“I don’t really agree with his own thoughts there,” Gallagher said when reminded of McBrearty’s words from Boston.
“I know him well enough now at this stage. He was more accurate today and his shot selection was good. He has matured a lot. We threw him in very young, when he was only 17 and this is his fifth season. He’s developing all the time. He’s always trying to improve. Today was great for him.
“Patrick loves playing football. He’s one of those lads who has nothing in his life bar football. He has a lot on his plate with the Sigerson Cup and I know that he’s enjoying that immensely. It’s a big couple of weeks for him.”
4,550 turned up to Sean MacCumhaill Park to witness Gallagher’s first League game as Donegal manager and will have been pleased by the second-half turnaround as the hosts came from three down to win by six.
Gallagher said: “We’re delighted. It relieves a wee bit of immediate pressure.
“It’s better to get off to a winning start. It’ll be a competitive League and it’ll be topsy-turvy. Points will be hard come by, but you always want to get off to a winning start in front of your home supporters.”
The Donegal boss described himself as ‘exceptionally disappointed’ with his side’s first-half display, but had a simple message at the break.
Gallagher said: “We just said: ‘Up the ante here lads’. We were allowing Derry to dictate the game and we weren’t pushing out, getting on the ball. We were too defensive in our mindset, but in the second half we pushed out and turned over ball.
“We maybe didn’t set things out clearly enough for the lads. Derry had the upper hand in the first half and controlled large parts of the game.
“In the second half the boys went out and upped their energy levels. We took a good platform in the middle of the park and everything came from there after that.
“We’re pleased to win and I’m delighted with the second-half performance.
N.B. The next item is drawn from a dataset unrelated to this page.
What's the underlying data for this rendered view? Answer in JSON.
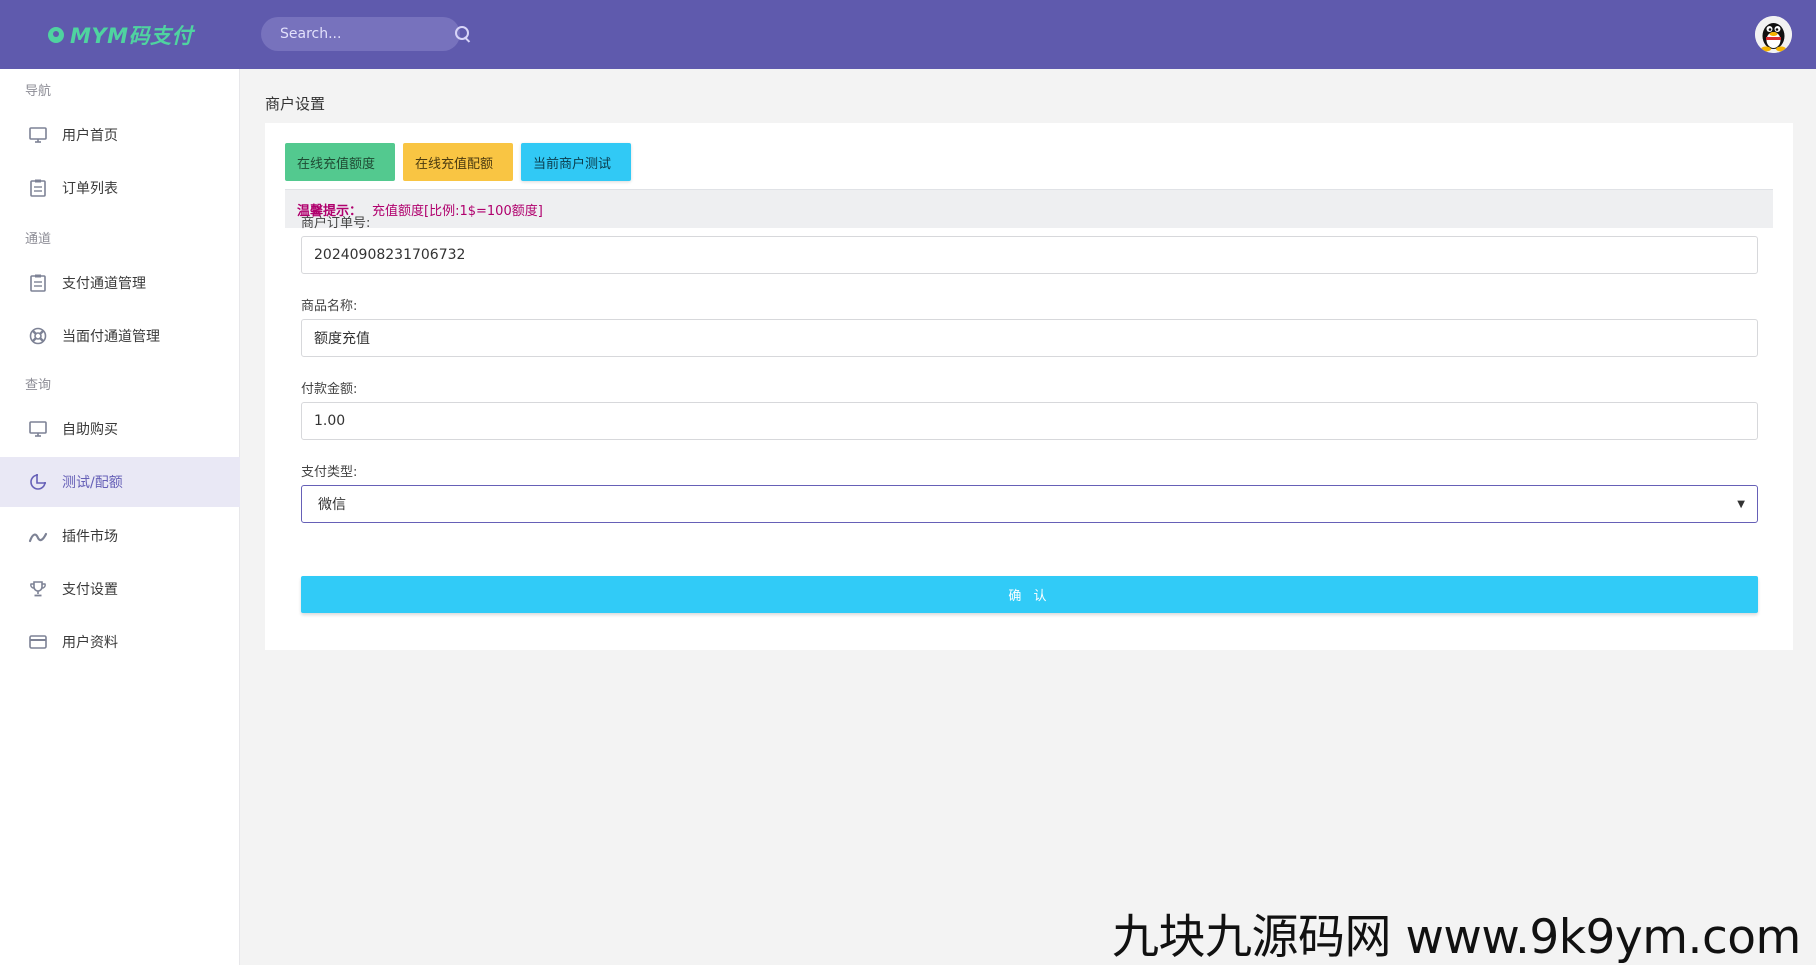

We played a lot of good football. Our work-rate and energy levels in the second half were very good. Considering how poor we were in the first half, that was pleasing.”
By the eighth minute of the second half, through points from Martin McElhinney, McBrearty, Martin O’Reilly and Michael Murphy, Donegal were back in front. McElhinney came in at centrefield to good effect, Murphy was restationed at the square’s edge for part two and Donegal took charge.
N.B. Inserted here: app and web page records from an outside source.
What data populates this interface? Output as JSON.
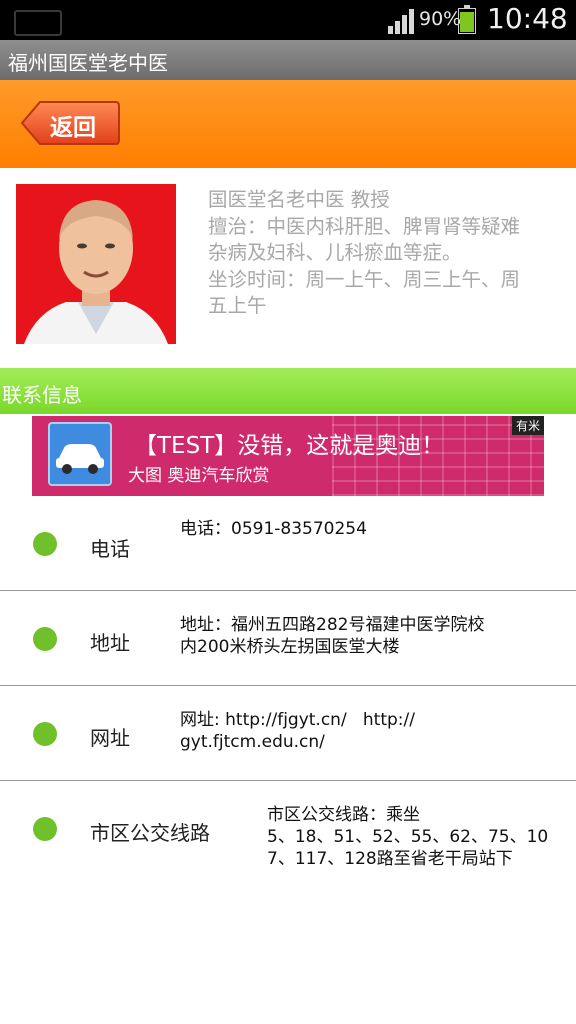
{
  "status_bar": {
    "battery_percent": "90%",
    "battery_level": 0.9,
    "time": "10:48"
  },
  "app": {
    "title": "福州国医堂老中医"
  },
  "header": {
    "back_label": "返回"
  },
  "doctor": {
    "line1": "国医堂名老中医 教授",
    "line2": "擅治：中医内科肝胆、脾胃肾等疑难",
    "line3": "杂病及妇科、儿科瘀血等症。",
    "line4": "坐诊时间：周一上午、周三上午、周",
    "line5": "五上午"
  },
  "section": {
    "title": "联系信息"
  },
  "ad": {
    "headline": "【TEST】没错，这就是奥迪！",
    "subtitle": "大图 奥迪汽车欣赏",
    "tag": "有米"
  },
  "contacts": [
    {
      "label": "电话",
      "lines": [
        "电话：0591-83570254"
      ]
    },
    {
      "label": "地址",
      "lines": [
        "地址：福州五四路282号福建中医学院校",
        "内200米桥头左拐国医堂大楼"
      ]
    },
    {
      "label": "网址",
      "lines": [
        "网址: http://fjgyt.cn/   http://",
        "gyt.fjtcm.edu.cn/"
      ]
    },
    {
      "label": "市区公交线路",
      "lines": [
        "市区公交线路：乘坐",
        "5、18、51、52、55、62、75、10",
        "7、117、128路至省老干局站下"
      ]
    }
  ]
}
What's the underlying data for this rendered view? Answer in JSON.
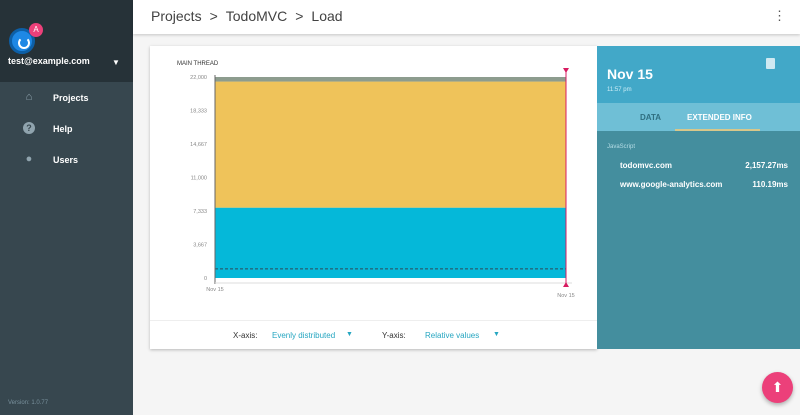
{
  "sidebar": {
    "user_email": "test@example.com",
    "badge": "A",
    "items": [
      {
        "label": "Projects",
        "icon": "home-icon"
      },
      {
        "label": "Help",
        "icon": "help-icon"
      },
      {
        "label": "Users",
        "icon": "user-icon"
      }
    ],
    "version": "Version: 1.0.77"
  },
  "header": {
    "breadcrumb": [
      "Projects",
      ">",
      "TodoMVC",
      ">",
      "Load"
    ],
    "more": "⋮"
  },
  "footer": {
    "x_label": "X-axis:",
    "x_value": "Evenly distributed",
    "y_label": "Y-axis:",
    "y_value": "Relative values"
  },
  "panel": {
    "date": "Nov 15",
    "time": "11:57 pm",
    "tabs": [
      "DATA",
      "EXTENDED INFO"
    ],
    "section": "JavaScript",
    "rows": [
      {
        "name": "todomvc.com",
        "value": "2,157.27ms"
      },
      {
        "name": "www.google-analytics.com",
        "value": "110.19ms"
      }
    ]
  },
  "chart_data": {
    "type": "area",
    "title": "MAIN THREAD",
    "categories": [
      "Nov 15",
      "Nov 15"
    ],
    "yticks": [
      "0",
      "3,667",
      "7,333",
      "11,000",
      "14,667",
      "18,333",
      "22,000"
    ],
    "ylim": [
      0,
      22000
    ],
    "series": [
      {
        "name": "cyan",
        "color": "#05b8d9",
        "values": [
          7700,
          7700
        ]
      },
      {
        "name": "yellow",
        "color": "#efc35a",
        "values": [
          13800,
          13800
        ]
      },
      {
        "name": "gray",
        "color": "#8d9c8e",
        "values": [
          500,
          500
        ]
      }
    ],
    "dashed_line": 1000
  }
}
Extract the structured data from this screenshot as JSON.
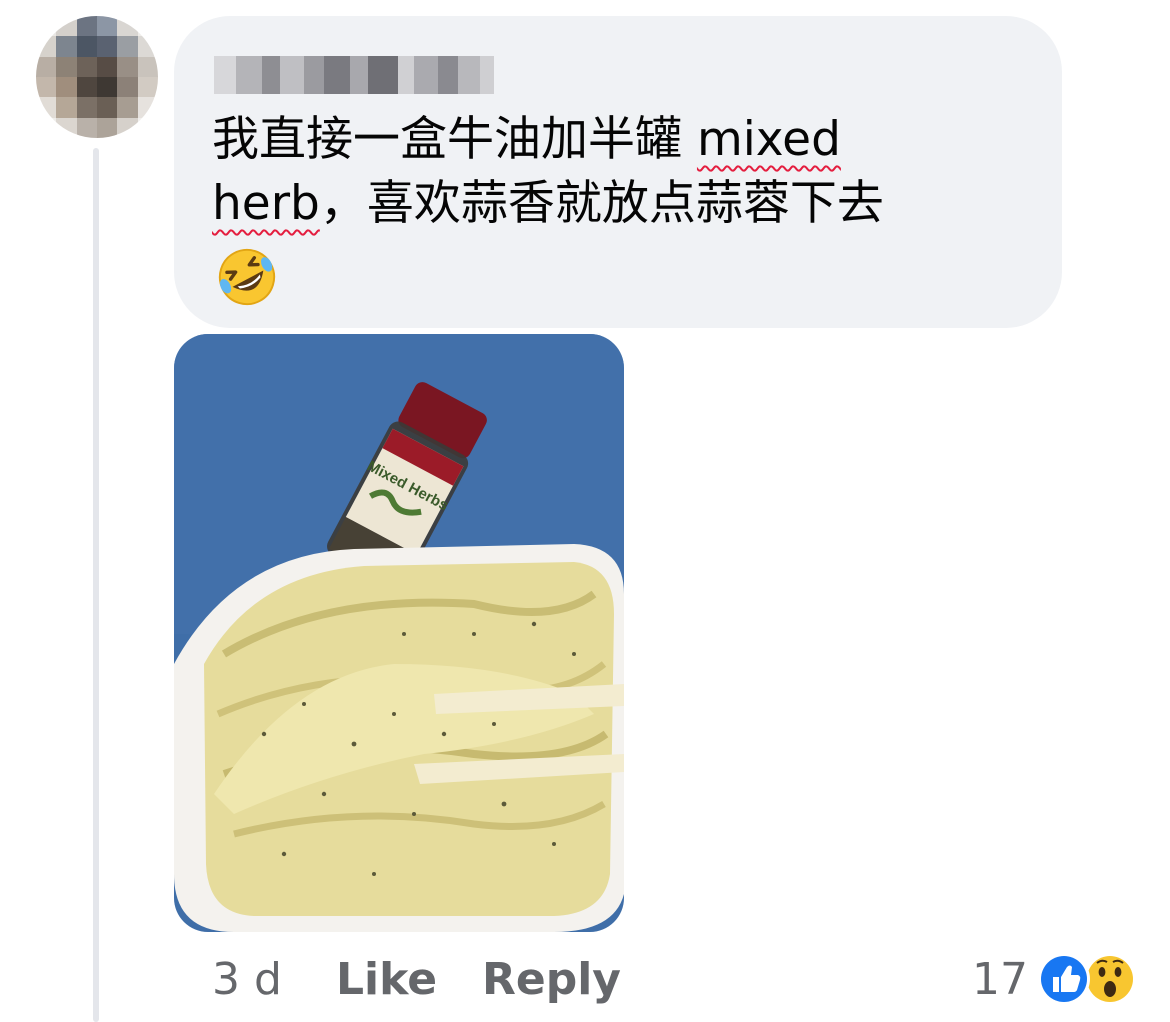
{
  "comment": {
    "text_part1": "我直接一盒牛油加半罐 ",
    "text_misspelled1": "mixed",
    "text_misspelled2": "herb",
    "text_part2": "，喜欢蒜香就放点蒜蓉下去",
    "emoji": "rolling-on-floor-laughing-emoji",
    "image_label": "Mixed Herbs"
  },
  "actions": {
    "time": "3 d",
    "like": "Like",
    "reply": "Reply"
  },
  "reactions": {
    "count": "17",
    "types": [
      "like-reaction-icon",
      "wow-reaction-icon"
    ]
  },
  "colors": {
    "bubble": "#f0f2f5",
    "secondary_text": "#65676b",
    "like_blue": "#1877f2",
    "spell_red": "#e41e3f"
  }
}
Gallagher said: “We had one or two small positional changes, but it was down to the players – they upped their effort levels. There was nobody more disappointed than them at half-time. Coming back here for the first time after the All-Ireland final, they wanted to make a statement. At half-time we hadn’t done that. It was terrific in the second half to turn things around.
“Five minutes before half-time, we thought that these boys’ legs were gone. It’s amazing what a bit of momentum can do.
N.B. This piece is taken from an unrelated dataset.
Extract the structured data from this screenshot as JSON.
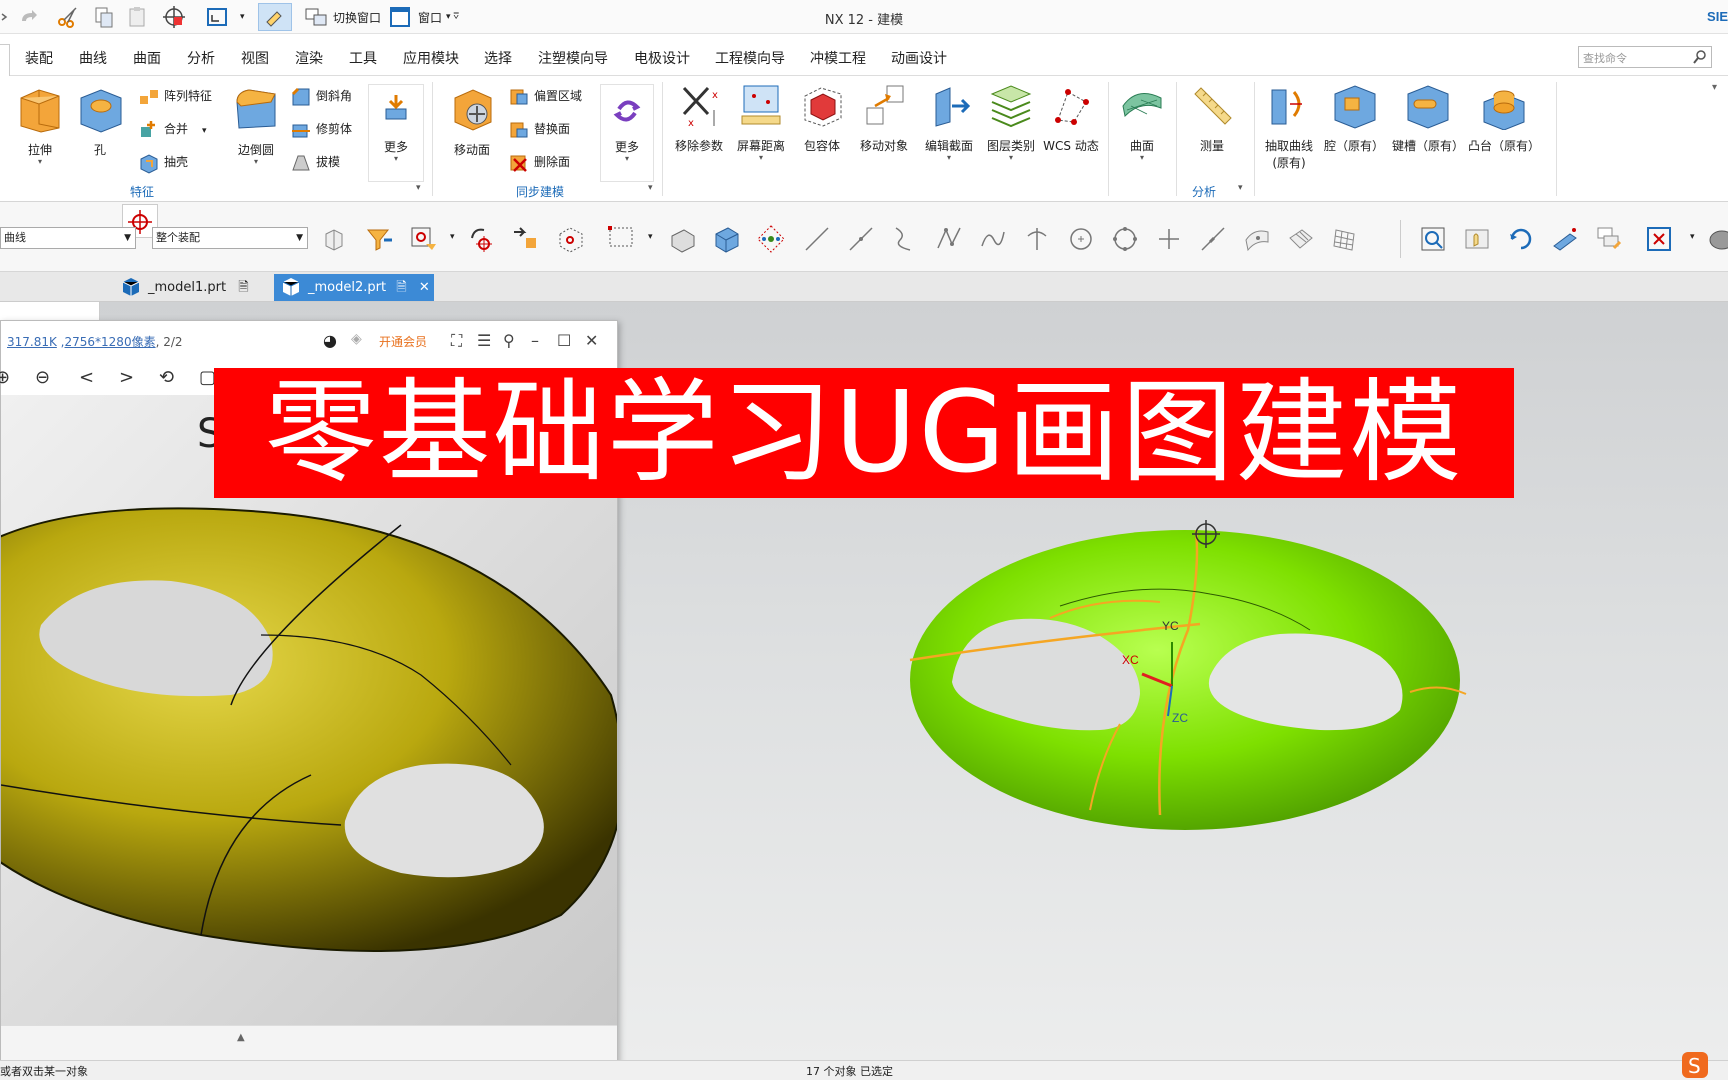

“We’re far from the level that we want to be at. The majority of the rest of the teams are ahead of us in terms of fitness, but that’s the decision we made. That’s what makes it pleasing to grind out a result.”
Odhrán MacNiallais neatly tucked home a Donegal goal after Murphy smacked a penalty onto the crossbar less than two minutes earlier.
“He doesn’t have much luck with Marty Duffy refereeing – he did that All-Ireland Under-21 final (when Murphy hit the bar from a penalty against Dublin) in 2010 as well,” Gallagher said. “It was a great strike. At the same time, we had the whole momentum and we were the better team at that stage. When things are like that you expect to push on.”